• **WHAT YOU NEED TO DO**: Repeat the following entries exactly, excluding pictures.

● ● ● ● ●

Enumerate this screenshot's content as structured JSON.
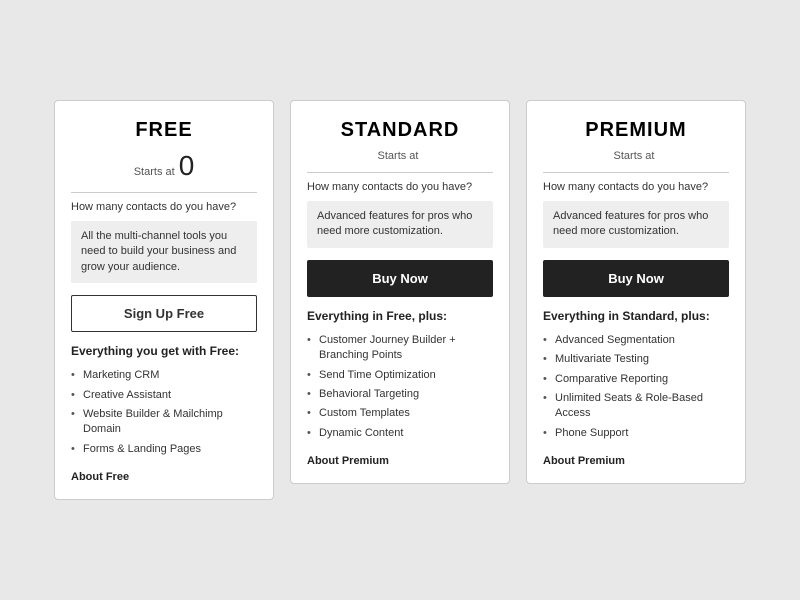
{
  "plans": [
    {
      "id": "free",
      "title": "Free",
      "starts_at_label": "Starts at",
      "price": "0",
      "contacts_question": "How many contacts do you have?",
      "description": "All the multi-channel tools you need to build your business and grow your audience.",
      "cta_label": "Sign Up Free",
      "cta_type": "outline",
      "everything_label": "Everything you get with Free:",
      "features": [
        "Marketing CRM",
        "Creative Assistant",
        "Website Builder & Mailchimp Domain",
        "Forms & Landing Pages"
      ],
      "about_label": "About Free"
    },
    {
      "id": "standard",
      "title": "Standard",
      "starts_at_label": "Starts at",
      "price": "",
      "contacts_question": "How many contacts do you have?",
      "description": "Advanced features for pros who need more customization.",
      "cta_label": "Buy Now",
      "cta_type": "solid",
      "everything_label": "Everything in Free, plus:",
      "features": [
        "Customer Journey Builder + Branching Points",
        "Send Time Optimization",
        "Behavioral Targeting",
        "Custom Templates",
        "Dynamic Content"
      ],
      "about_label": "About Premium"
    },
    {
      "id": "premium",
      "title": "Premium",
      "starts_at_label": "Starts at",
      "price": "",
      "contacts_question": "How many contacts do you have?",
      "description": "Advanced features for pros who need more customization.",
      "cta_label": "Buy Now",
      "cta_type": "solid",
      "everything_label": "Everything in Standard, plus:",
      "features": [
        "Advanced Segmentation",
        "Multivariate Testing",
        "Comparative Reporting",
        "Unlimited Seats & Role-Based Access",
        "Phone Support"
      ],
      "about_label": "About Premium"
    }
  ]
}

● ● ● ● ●

• **SOLUTION**:
Enumerate this screenshot's content as structured JSON.
{
  "plans": [
    {
      "id": "free",
      "title": "Free",
      "starts_at_label": "Starts at",
      "price": "0",
      "contacts_question": "How many contacts do you have?",
      "description": "All the multi-channel tools you need to build your business and grow your audience.",
      "cta_label": "Sign Up Free",
      "cta_type": "outline",
      "everything_label": "Everything you get with Free:",
      "features": [
        "Marketing CRM",
        "Creative Assistant",
        "Website Builder & Mailchimp Domain",
        "Forms & Landing Pages"
      ],
      "about_label": "About Free"
    },
    {
      "id": "standard",
      "title": "Standard",
      "starts_at_label": "Starts at",
      "price": "",
      "contacts_question": "How many contacts do you have?",
      "description": "Advanced features for pros who need more customization.",
      "cta_label": "Buy Now",
      "cta_type": "solid",
      "everything_label": "Everything in Free, plus:",
      "features": [
        "Customer Journey Builder + Branching Points",
        "Send Time Optimization",
        "Behavioral Targeting",
        "Custom Templates",
        "Dynamic Content"
      ],
      "about_label": "About Premium"
    },
    {
      "id": "premium",
      "title": "Premium",
      "starts_at_label": "Starts at",
      "price": "",
      "contacts_question": "How many contacts do you have?",
      "description": "Advanced features for pros who need more customization.",
      "cta_label": "Buy Now",
      "cta_type": "solid",
      "everything_label": "Everything in Standard, plus:",
      "features": [
        "Advanced Segmentation",
        "Multivariate Testing",
        "Comparative Reporting",
        "Unlimited Seats & Role-Based Access",
        "Phone Support"
      ],
      "about_label": "About Premium"
    }
  ]
}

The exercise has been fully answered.